▸ Work to be completed
Your answer should be a number only: the count of lines in the following entries that contain "область".

* * * * *

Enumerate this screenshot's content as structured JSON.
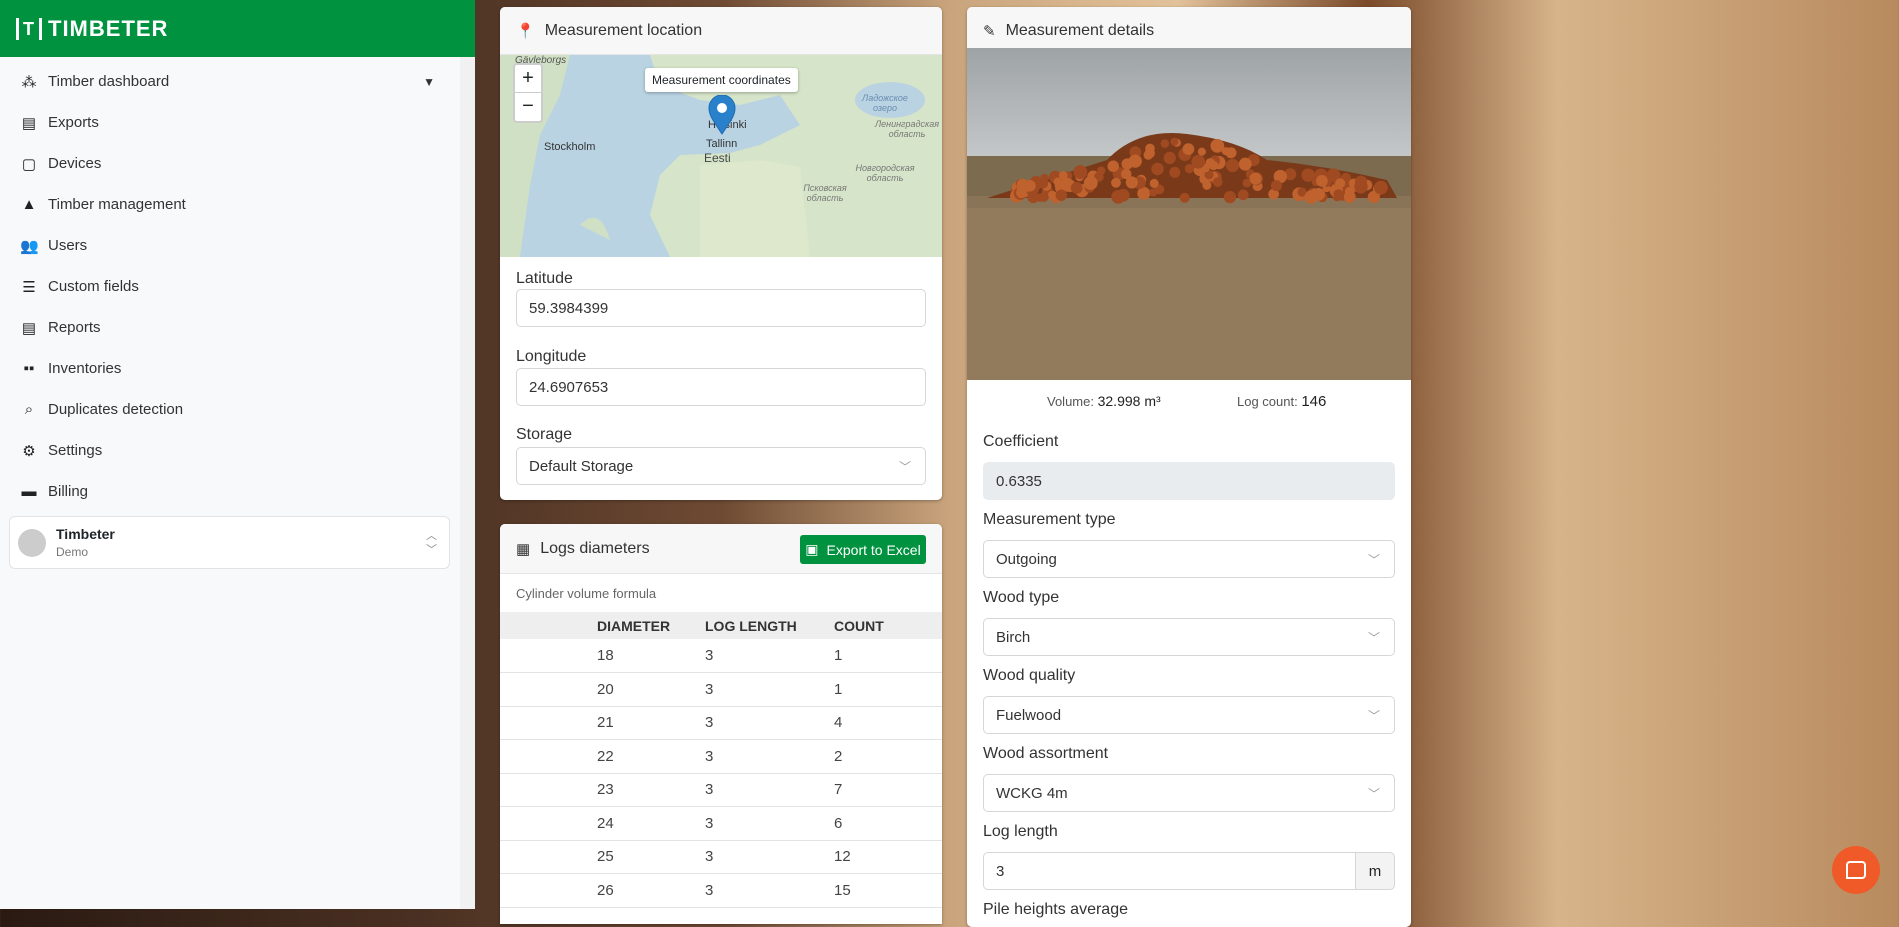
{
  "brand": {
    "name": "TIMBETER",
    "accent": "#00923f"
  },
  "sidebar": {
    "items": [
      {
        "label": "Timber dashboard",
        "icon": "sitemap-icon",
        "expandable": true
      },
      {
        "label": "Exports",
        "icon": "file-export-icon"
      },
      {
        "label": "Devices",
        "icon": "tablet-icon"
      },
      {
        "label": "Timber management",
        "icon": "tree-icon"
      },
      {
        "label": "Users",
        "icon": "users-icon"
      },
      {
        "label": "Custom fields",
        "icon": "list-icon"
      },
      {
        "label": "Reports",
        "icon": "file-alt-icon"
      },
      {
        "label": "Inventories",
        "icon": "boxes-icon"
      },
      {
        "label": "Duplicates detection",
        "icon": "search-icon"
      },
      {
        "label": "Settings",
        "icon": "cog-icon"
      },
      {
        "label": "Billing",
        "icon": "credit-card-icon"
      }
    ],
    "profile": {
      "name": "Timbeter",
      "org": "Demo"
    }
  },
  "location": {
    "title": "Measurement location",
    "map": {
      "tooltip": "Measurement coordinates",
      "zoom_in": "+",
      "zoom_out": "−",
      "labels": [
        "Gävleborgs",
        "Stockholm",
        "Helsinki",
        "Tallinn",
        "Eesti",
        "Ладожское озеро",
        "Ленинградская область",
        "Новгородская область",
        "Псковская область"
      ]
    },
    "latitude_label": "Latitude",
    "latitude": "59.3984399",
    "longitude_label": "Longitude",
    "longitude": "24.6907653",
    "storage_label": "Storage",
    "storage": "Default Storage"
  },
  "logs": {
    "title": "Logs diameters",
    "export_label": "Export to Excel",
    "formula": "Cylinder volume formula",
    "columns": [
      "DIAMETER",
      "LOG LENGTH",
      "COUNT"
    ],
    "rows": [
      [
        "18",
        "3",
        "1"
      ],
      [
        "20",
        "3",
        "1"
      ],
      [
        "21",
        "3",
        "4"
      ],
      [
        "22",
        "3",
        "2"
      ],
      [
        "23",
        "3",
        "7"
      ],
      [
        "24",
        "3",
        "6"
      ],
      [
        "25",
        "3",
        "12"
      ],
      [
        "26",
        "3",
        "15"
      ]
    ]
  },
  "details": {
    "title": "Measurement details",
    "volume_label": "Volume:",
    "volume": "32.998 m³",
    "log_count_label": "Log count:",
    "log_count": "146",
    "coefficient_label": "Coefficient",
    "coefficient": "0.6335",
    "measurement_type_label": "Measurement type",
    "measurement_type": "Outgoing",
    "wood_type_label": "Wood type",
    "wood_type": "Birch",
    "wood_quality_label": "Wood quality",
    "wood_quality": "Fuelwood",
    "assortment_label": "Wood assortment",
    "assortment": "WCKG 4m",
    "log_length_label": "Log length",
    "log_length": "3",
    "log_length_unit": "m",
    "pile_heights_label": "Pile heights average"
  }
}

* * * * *

▸ Response box
3